Autism spectrum disorder and intellectual disability frequently co-occur, although many adults with autism spectrum disorder have normal intelligence. Communication impairments are also frequently diagnosed to make a common comorbid diagnosis of autism spectrum disorder and intellectual disability or communication impairment. Autism spectrum disorder is not a degenerative disorder, and it is typical for learning and compensation to continue throughout life. Symptoms are often marked in early childhood and early school years, with developmental gains typical in later childhood in at least some areas (e.g., increased interest in social interaction). Only a minority of those with autism spectrum disorder live and work independently in adulthood; those who do tend to have average to high average language and intellectual abilities and are able to find a niche that matches their special skills and interests. In general, individuals with lower levels of impairment may be better able to function independently. However, even these individuals may remain socially naïve and vulnerable, have difficulties organizing practical demands without aid, and are prone to anxiety and depression. Many adults report using compensation strategies and coping mechanisms to mask their difficulties in public but suffer from the stress and effort of maintaining a socially acceptable façade. Scarcely anything is known about old age in autism spectrum disorder.
Autism spectrum disorder appears to have both environmental and genetic components. A variety of nonspecific risk factors, such as advanced parental age, low birth weight, or fetal exposure to valproate, may contribute to risk of autism spectrum disorder. Heritability estimates for the disorder have ranged from 37% to higher than 90%. In some cases, parents and other relatives of a child with ASD show mild impairments in social communication skills or engage in repetitive behaviors. Evidence also suggests that emotional disorders such as bipolar disorder and schizophrenia occur more frequently than average in the families of people with ASD. Recent studies have shown that people with ASD tend to have more copy number de novo gene mutations than those without the disorder, suggesting that for some the risk of developing ASD is not the result of mutations in individual genes but rather spontaneous coding mutations across many genes. As many as 15% of cases with autism spectrum disorder appear to be associated with the de novo genetic variation.

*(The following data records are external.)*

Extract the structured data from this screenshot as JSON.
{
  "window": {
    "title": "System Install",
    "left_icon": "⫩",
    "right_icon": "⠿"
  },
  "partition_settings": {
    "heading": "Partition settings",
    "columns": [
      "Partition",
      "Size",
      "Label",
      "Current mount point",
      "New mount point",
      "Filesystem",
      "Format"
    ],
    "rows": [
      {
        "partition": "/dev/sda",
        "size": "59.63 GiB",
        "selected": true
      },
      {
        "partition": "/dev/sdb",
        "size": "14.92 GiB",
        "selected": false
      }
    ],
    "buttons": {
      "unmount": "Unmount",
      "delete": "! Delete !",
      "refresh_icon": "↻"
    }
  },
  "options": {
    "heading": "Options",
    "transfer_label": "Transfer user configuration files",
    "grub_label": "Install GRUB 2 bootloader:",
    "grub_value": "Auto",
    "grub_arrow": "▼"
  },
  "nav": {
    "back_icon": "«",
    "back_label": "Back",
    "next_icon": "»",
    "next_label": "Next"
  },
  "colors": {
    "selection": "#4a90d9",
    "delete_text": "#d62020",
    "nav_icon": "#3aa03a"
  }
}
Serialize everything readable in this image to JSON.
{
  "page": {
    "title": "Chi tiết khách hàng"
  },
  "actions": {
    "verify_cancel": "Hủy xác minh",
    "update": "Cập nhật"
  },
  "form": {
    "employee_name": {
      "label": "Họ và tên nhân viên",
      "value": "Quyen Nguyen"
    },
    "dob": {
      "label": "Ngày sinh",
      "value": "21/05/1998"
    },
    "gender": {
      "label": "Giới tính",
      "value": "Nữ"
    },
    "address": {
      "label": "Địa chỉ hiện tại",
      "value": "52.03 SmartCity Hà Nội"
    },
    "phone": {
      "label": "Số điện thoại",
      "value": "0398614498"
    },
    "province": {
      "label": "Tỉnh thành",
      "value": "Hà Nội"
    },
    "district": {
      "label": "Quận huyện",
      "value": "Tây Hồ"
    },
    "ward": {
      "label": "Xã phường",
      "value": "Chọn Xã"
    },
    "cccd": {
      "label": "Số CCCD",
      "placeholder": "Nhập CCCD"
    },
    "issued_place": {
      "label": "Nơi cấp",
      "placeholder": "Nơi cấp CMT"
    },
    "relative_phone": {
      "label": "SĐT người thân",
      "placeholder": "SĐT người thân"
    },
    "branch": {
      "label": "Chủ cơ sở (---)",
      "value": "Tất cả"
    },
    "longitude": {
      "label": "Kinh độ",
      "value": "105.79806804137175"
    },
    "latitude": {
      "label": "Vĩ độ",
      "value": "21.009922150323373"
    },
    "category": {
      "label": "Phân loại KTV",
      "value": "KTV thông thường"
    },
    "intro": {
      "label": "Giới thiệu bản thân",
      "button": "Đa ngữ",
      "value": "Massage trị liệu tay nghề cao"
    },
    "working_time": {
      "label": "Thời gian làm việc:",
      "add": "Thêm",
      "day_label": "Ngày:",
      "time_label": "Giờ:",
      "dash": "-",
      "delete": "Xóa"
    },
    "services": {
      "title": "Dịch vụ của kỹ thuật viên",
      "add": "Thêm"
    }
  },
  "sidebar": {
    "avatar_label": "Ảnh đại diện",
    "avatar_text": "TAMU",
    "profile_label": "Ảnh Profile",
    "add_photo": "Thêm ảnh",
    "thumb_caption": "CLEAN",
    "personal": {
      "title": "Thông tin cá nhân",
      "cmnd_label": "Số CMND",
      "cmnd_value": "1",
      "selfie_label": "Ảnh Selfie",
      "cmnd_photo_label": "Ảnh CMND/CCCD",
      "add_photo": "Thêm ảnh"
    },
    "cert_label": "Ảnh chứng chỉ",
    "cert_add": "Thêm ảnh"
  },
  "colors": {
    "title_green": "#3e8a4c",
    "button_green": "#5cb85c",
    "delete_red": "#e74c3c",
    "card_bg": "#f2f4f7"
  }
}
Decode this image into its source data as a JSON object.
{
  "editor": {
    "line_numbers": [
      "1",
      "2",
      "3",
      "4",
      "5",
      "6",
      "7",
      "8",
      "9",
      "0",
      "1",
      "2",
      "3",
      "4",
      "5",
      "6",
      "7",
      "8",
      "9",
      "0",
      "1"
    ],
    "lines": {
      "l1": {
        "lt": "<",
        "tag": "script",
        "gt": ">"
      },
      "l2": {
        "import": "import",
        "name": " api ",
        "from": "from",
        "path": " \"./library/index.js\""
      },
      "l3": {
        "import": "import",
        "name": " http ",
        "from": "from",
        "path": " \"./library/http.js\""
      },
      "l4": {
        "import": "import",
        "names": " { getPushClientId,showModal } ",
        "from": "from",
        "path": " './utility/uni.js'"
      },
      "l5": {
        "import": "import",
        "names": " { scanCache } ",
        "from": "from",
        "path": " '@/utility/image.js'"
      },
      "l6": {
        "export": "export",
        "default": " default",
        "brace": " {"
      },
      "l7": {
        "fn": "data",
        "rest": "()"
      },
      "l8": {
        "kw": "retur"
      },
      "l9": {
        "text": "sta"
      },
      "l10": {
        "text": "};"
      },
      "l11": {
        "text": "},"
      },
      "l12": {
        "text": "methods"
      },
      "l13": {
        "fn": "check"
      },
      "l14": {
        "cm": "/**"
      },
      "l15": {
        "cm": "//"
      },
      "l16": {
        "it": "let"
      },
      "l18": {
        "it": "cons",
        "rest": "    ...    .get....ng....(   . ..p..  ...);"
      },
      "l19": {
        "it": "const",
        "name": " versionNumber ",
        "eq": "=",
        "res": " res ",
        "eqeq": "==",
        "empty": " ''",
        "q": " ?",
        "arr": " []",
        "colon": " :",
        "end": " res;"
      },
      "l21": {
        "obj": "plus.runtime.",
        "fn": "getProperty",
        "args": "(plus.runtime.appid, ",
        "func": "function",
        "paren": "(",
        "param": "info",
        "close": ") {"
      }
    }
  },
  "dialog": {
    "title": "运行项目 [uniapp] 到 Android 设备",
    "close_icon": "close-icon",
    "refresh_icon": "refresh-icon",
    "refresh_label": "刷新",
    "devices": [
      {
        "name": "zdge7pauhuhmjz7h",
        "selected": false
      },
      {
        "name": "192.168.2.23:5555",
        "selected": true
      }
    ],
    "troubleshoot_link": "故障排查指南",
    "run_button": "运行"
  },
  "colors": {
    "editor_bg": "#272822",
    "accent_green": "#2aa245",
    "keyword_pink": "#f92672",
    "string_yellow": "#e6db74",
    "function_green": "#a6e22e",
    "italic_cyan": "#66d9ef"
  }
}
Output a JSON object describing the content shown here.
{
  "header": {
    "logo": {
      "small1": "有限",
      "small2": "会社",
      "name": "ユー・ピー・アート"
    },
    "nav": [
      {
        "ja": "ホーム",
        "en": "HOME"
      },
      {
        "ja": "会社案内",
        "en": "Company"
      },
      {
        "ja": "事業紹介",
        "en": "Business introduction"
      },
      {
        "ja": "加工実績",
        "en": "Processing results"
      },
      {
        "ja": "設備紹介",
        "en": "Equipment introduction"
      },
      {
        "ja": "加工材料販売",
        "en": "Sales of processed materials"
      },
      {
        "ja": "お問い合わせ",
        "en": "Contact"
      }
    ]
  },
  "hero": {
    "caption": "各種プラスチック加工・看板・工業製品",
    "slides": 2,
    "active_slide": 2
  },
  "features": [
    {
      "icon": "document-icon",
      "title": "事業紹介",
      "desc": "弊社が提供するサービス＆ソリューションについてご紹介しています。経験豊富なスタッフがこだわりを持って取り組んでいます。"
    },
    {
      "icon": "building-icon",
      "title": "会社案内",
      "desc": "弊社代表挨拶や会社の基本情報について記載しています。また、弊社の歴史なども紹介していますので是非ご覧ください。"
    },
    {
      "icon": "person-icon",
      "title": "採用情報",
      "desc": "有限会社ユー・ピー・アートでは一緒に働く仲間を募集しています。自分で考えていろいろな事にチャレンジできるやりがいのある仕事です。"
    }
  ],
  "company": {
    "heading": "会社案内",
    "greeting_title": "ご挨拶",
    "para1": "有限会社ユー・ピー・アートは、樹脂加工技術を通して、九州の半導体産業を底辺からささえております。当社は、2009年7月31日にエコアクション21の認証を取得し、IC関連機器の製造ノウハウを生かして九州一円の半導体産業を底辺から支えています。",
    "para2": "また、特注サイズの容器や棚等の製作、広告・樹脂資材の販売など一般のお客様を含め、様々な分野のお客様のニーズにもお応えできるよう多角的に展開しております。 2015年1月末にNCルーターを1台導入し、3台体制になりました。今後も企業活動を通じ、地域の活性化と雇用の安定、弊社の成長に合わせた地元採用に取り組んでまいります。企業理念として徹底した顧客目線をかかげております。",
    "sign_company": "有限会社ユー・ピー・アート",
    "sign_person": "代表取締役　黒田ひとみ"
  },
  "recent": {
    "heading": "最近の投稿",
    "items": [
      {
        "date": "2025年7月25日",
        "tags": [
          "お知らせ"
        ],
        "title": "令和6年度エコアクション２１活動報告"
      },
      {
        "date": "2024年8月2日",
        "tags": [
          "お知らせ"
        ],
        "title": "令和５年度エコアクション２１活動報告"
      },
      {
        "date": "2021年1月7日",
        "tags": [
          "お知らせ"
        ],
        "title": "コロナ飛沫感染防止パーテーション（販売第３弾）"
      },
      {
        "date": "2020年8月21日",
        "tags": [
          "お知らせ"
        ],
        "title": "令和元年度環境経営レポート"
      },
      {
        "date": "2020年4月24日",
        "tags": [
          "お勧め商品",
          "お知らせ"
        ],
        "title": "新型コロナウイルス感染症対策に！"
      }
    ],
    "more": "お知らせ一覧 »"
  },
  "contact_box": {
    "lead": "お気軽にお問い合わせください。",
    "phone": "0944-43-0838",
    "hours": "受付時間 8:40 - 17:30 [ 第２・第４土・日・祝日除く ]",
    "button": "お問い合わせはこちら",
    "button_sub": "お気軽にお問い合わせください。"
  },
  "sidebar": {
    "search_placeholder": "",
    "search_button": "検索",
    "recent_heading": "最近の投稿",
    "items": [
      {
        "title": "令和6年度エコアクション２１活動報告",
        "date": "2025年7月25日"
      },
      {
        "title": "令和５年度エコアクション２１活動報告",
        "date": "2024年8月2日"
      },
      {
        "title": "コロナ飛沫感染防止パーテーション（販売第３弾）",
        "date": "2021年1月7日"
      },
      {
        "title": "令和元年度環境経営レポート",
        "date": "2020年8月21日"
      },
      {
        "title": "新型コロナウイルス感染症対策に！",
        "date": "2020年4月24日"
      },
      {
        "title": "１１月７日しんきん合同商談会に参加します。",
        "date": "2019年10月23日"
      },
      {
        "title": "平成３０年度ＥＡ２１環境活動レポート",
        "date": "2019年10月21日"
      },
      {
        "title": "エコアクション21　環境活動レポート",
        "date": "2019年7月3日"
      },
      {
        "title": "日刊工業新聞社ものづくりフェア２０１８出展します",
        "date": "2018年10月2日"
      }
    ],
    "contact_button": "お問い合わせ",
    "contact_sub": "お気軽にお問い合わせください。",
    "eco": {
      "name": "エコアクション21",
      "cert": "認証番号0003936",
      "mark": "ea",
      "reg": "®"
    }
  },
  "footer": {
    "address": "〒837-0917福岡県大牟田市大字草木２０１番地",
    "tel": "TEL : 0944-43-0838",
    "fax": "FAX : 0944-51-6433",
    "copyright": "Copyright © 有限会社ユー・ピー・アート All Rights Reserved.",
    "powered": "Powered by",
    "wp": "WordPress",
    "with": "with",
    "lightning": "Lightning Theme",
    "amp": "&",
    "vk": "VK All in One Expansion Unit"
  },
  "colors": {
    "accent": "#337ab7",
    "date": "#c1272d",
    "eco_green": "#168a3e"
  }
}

There has been debate regarding the possibility of a link between childhood vaccinations and the subsequent development of autism. Recent cohort studies involving over 1 million children and five case-control studies involving over 9,000 children suggested that vaccinations are not associated with the development of autism or autism spectrum disorder. In addition, the components of the vaccines (thimerosal or mercury) or multiple vaccines (MMR) are not associated with the development of autism spectrum disorder.